October Gallery, London, will present an exhibition by Aubrey Williams, introducing works previously unseen.
Aubrey Williams' distinctive contribution to 20th century British art as a master of painterly abstraction is increasingly recognized; a contemporary of Alan Davie and Peter Lanyon, Williams’ work invites productive comparison but has yet to receive comparable attention.
Born in Georgetown, Guyana, in 1926, Williams’ early training as an agronomist took him to the north-west rainforest where he lived for two years among the indigenous Warrau people. This proved to be a formative period of his life in which he, as he later said, 'started to understand what art really is.'
Arriving in London in 1952, ostensibly for further studies in agriculture, Williams soon enrolled at St. Martin’s School of Art. Meanwhile he travelled widely in Europe so as to examine the core works of Western modernist painting. Two exhibitions from the USA in London during the 1950s viewed by Williams, introduced him to Abstract Impressionism. In the paintings of Arshile Gorky, Jackson Pollock, and Mark Rothko he saw novel strategies of scale, technique and colour that he inscribed into his own richly allusive abstractions.
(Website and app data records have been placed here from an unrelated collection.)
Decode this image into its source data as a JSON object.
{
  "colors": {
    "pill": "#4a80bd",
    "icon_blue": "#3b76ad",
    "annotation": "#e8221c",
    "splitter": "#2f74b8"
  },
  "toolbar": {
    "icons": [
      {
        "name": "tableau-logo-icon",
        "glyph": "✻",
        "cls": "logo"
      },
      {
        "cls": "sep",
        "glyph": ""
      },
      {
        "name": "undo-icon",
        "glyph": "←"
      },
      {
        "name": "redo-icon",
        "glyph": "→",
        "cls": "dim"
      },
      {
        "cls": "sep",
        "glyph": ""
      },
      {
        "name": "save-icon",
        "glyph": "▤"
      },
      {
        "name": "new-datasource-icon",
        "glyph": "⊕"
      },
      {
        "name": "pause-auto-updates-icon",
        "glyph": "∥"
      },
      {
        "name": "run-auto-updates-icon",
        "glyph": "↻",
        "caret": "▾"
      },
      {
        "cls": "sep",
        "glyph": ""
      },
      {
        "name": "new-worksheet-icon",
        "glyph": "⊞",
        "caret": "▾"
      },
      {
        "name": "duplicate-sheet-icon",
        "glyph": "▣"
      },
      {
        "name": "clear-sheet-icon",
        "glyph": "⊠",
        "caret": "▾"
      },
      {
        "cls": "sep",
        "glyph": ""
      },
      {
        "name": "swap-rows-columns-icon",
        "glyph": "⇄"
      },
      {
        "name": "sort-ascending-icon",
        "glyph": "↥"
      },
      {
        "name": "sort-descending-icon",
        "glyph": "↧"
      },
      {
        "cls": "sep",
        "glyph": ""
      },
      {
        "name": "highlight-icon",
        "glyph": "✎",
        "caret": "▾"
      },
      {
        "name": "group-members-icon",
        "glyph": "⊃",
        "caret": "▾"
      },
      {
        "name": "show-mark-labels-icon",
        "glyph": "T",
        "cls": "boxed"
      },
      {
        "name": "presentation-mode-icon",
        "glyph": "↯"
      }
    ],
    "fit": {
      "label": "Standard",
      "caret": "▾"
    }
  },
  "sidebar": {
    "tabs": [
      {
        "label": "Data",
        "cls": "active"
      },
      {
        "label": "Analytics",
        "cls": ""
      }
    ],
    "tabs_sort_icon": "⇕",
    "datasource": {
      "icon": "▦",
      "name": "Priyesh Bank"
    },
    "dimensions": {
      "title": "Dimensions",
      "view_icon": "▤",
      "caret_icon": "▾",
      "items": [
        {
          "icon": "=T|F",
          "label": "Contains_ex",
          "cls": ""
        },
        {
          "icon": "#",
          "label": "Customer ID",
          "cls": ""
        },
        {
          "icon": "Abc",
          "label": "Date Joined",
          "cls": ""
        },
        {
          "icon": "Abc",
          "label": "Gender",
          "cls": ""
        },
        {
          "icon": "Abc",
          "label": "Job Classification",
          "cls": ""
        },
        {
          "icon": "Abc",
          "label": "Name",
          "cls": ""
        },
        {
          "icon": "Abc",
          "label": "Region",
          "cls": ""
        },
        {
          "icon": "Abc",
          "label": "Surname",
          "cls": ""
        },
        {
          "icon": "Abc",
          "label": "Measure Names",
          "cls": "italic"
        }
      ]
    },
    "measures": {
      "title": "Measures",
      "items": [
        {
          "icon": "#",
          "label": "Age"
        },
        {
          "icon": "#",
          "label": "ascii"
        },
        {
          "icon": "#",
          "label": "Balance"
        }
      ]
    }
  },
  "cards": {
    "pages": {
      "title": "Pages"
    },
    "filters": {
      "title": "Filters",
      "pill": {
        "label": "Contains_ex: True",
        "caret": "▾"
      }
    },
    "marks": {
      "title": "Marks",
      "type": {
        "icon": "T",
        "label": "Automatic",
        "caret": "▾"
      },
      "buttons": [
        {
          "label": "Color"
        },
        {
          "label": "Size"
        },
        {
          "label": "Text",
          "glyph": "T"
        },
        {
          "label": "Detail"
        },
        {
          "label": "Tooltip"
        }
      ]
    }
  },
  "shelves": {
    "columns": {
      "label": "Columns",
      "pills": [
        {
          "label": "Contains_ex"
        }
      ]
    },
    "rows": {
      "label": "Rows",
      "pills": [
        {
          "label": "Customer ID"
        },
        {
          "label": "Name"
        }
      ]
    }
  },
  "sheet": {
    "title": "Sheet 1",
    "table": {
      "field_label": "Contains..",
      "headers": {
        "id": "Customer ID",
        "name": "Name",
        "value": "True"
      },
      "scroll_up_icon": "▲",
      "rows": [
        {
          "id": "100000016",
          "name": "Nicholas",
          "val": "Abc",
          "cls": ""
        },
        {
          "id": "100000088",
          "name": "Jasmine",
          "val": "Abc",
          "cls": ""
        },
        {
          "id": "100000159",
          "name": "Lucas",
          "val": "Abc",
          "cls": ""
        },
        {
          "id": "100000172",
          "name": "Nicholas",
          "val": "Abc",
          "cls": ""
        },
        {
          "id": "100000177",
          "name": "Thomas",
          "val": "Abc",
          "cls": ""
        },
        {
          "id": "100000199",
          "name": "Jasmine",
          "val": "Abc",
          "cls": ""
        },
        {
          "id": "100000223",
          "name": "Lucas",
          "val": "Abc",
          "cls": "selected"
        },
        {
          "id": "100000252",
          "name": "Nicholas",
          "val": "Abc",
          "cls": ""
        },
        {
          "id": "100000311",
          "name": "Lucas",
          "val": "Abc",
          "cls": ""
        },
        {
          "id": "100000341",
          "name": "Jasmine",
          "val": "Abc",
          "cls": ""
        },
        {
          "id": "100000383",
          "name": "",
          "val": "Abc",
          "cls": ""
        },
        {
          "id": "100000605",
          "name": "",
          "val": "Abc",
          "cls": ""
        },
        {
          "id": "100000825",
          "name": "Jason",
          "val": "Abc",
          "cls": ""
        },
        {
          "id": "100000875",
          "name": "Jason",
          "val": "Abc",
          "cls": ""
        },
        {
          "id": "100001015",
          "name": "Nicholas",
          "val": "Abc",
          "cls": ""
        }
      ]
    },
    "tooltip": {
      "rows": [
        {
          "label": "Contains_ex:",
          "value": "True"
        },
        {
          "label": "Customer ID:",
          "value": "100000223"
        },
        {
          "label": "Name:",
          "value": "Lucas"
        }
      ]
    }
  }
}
From the early 1960s, Williams exhibited widely, winning awards and garnering high acclaim from a London art circuit impressed by what Guy Brett has called 'the heady interface between artistic innovation and trans-nationalism'.
Williams was an integral part of the explosion of creativity and optimism amongst Caribbean writers, artists and intellectuals in London at the time. This cultural ferment was exemplified in the Caribbean Artists Movement (CAM), established in 1966. Williams was a founder member of CAM and participated fully in its activities.
During the 1980s, in an astonishing and sustained burst of renewed creativity, Williams made three series of large paintings which are now regarded as his supreme, defining achievement. In the Shostakovich series, 30 paintings express his passionate engagement with the Russian composer’s symphonies and string quartets. In The Olmec-Maya and Now series, prompted by Williams’ increasing environmental concerns, he broke new ground. Drawing on his deep knowledge of Pre-Columbian cultures of Mesoamerica, he unexpectedly merges representational elements with painterly abstractions. Williams’ Cosmos series reflects his lifelong absorption in astronomy. He worked figuratively throughout his life: in portraits, landscapes and, especially, well-researched depictions of endangered tropical birds.
In the 25 years since Aubrey Williams’ death (1990), his work has been exhibited in a wide range of contexts and institutions, in addition to important solo exhibitions. The Whitechapel Art Gallery’s major retrospective, in 1998, was followed by a room display and accompanying Study Day at Tate Britain in 2007 and then more significant exhibitions in Liverpool and London in 2010. Further acquisitions of paintings by Tate, and material for its Archive, have enabled ever-growing recognition of Williams’ unique place in British art history. In April 2014, a symposium on his work was held at Cambridge University. This reaffirmed Williams’ position as an exceptional visionary whose work foreshadowed ecological fears which become ever more urgent.
Aubrey Williams’ work will be displayed within Tate Britain’s new exhibition Artist and Empire, which will open from the 25th of November 2015. This exhibition will be the first major presentation of the art associated with the British Empire from the sixteenth century to the present day.